Why do You Write?

Today’s post is presented in a form called Lyric Essay that I was introduced to a creative writing teacher.

A Friday Q & A

Q: I return again and again to what I consider the most basic of personal questions, yet at the same time perhaps the toughest to answer. The question is, Why do you write? You could have done anything else—paint, do brain surgery, grow gardens, whatever—but you chose to write. Why?

A. That question haunts me. But, it also reminds me that all writers write from the same place—a wound. Kathryn Harrison says, “I write because it’s the only thing I know that offers the hope of proving myself worthy of live” (p. 71). Life goes on, but our shattering wounds are there. Everywhere we go. Everywhere we went.

Q. How does the process of writing help you?

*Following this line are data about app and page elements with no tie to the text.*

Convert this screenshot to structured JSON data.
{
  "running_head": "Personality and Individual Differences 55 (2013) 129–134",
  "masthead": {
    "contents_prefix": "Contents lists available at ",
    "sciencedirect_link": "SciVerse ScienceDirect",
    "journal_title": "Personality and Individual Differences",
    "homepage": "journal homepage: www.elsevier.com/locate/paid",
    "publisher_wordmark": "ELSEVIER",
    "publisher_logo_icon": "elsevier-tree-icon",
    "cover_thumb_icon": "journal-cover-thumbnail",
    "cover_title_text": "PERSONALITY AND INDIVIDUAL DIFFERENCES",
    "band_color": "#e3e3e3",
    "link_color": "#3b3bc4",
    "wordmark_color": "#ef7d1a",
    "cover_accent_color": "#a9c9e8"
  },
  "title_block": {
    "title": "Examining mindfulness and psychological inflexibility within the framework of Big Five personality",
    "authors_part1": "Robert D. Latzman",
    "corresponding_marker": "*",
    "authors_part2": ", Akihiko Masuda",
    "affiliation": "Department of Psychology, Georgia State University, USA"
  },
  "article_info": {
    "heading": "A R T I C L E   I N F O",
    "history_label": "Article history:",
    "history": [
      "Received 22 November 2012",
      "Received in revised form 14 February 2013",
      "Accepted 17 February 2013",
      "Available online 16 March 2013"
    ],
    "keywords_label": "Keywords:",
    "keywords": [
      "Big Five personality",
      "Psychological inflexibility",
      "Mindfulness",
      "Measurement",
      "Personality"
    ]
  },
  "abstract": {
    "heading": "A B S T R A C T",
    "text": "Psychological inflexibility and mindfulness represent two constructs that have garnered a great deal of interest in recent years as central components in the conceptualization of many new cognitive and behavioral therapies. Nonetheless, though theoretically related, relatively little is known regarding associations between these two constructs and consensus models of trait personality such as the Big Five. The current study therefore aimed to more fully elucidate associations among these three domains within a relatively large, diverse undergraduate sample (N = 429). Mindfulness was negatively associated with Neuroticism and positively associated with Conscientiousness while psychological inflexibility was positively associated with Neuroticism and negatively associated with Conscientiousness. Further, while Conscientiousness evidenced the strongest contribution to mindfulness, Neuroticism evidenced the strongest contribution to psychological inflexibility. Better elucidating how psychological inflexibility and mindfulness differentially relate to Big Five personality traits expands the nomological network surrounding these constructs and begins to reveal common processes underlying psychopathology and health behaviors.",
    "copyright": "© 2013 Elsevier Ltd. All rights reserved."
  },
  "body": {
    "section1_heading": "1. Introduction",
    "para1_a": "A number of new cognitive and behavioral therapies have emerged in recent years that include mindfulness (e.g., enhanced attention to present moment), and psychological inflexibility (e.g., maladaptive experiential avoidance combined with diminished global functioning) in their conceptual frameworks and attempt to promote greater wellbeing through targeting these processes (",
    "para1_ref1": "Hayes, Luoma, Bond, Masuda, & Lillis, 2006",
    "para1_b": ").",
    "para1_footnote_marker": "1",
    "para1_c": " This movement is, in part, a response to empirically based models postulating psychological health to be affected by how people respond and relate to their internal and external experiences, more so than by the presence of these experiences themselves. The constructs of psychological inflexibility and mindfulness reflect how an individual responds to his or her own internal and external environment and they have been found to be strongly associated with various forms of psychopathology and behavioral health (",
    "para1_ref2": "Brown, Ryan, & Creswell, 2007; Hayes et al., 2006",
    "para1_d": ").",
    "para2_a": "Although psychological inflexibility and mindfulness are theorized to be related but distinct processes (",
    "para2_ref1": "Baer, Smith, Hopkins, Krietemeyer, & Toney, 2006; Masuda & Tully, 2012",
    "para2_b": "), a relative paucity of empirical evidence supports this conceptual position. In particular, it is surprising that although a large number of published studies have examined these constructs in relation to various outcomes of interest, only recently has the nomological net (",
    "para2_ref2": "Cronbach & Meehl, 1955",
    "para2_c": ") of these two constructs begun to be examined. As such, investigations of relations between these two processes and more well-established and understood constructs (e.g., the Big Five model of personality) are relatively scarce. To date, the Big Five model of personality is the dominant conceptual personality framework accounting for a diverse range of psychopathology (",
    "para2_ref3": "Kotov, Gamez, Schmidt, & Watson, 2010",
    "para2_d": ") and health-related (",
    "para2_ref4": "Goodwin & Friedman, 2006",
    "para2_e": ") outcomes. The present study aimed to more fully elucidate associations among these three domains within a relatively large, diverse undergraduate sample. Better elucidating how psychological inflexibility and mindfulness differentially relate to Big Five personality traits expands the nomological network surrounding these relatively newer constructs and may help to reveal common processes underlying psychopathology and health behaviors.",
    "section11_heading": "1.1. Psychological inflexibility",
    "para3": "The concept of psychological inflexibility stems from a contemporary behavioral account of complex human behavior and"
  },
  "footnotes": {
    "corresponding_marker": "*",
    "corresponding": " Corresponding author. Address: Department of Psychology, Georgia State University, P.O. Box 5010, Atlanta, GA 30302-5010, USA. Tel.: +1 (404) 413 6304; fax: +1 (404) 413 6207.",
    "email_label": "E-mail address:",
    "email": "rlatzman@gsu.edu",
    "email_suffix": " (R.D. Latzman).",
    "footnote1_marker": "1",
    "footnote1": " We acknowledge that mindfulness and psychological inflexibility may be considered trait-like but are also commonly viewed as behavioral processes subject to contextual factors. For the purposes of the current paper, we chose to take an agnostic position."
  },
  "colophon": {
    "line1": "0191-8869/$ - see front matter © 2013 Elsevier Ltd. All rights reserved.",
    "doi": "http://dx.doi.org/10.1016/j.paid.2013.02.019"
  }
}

A. I write to find my voice. I write to make sense of the world. I write to figure out the crazy things people do. I write as a way to process my disasters, sort out the messiness of life. Creatives, and I’m using that as a noun, see their world slightly skewed. We’ve been exposed to things that have pained our souls.

Q. Why do you write?